:: Data to examine ::

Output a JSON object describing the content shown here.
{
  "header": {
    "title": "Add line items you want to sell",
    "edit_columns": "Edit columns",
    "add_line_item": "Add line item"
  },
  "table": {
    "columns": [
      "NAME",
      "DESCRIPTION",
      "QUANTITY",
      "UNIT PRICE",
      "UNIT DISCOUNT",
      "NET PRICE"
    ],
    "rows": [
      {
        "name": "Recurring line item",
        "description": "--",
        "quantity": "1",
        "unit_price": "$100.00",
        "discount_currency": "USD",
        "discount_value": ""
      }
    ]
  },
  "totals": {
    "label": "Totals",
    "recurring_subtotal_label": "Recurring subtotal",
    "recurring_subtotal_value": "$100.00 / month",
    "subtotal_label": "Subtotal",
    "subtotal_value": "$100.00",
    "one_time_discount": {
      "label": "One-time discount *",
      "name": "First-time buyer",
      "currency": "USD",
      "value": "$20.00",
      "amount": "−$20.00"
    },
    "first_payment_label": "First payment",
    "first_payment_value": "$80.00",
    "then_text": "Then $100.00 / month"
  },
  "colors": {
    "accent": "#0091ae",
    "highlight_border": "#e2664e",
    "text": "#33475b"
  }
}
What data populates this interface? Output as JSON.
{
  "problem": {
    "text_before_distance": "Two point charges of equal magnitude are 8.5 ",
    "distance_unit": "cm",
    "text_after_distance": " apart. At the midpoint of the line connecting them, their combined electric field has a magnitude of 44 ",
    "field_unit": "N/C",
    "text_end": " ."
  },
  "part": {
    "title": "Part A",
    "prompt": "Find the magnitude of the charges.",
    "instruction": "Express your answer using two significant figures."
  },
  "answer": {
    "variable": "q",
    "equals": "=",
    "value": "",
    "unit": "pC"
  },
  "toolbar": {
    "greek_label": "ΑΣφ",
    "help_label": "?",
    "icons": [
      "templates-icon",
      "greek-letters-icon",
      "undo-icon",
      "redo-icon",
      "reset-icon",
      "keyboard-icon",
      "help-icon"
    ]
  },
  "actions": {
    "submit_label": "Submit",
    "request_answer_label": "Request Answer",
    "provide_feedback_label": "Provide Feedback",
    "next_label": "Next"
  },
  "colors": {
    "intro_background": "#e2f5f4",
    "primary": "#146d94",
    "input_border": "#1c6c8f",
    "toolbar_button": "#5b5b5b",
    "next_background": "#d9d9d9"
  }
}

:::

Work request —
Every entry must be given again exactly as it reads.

Answer to the exercise —
Output a JSON object describing the content shown here.
{
  "header": {
    "title": "Add line items you want to sell",
    "edit_columns": "Edit columns",
    "add_line_item": "Add line item"
  },
  "table": {
    "columns": [
      "NAME",
      "DESCRIPTION",
      "QUANTITY",
      "UNIT PRICE",
      "UNIT DISCOUNT",
      "NET PRICE"
    ],
    "rows": [
      {
        "name": "Recurring line item",
        "description": "--",
        "quantity": "1",
        "unit_price": "$100.00",
        "discount_currency": "USD",
        "discount_value": ""
      }
    ]
  },
  "totals": {
    "label": "Totals",
    "recurring_subtotal_label": "Recurring subtotal",
    "recurring_subtotal_value": "$100.00 / month",
    "subtotal_label": "Subtotal",
    "subtotal_value": "$100.00",
    "one_time_discount": {
      "label": "One-time discount *",
      "name": "First-time buyer",
      "currency": "USD",
      "value": "$20.00",
      "amount": "−$20.00"
    },
    "first_payment_label": "First payment",
    "first_payment_value": "$80.00",
    "then_text": "Then $100.00 / month"
  },
  "colors": {
    "accent": "#0091ae",
    "highlight_border": "#e2664e",
    "text": "#33475b"
  }
}
What data populates this interface? Output as JSON.
{
  "problem": {
    "text_before_distance": "Two point charges of equal magnitude are 8.5 ",
    "distance_unit": "cm",
    "text_after_distance": " apart. At the midpoint of the line connecting them, their combined electric field has a magnitude of 44 ",
    "field_unit": "N/C",
    "text_end": " ."
  },
  "part": {
    "title": "Part A",
    "prompt": "Find the magnitude of the charges.",
    "instruction": "Express your answer using two significant figures."
  },
  "answer": {
    "variable": "q",
    "equals": "=",
    "value": "",
    "unit": "pC"
  },
  "toolbar": {
    "greek_label": "ΑΣφ",
    "help_label": "?",
    "icons": [
      "templates-icon",
      "greek-letters-icon",
      "undo-icon",
      "redo-icon",
      "reset-icon",
      "keyboard-icon",
      "help-icon"
    ]
  },
  "actions": {
    "submit_label": "Submit",
    "request_answer_label": "Request Answer",
    "provide_feedback_label": "Provide Feedback",
    "next_label": "Next"
  },
  "colors": {
    "intro_background": "#e2f5f4",
    "primary": "#146d94",
    "input_border": "#1c6c8f",
    "toolbar_button": "#5b5b5b",
    "next_background": "#d9d9d9"
  }
}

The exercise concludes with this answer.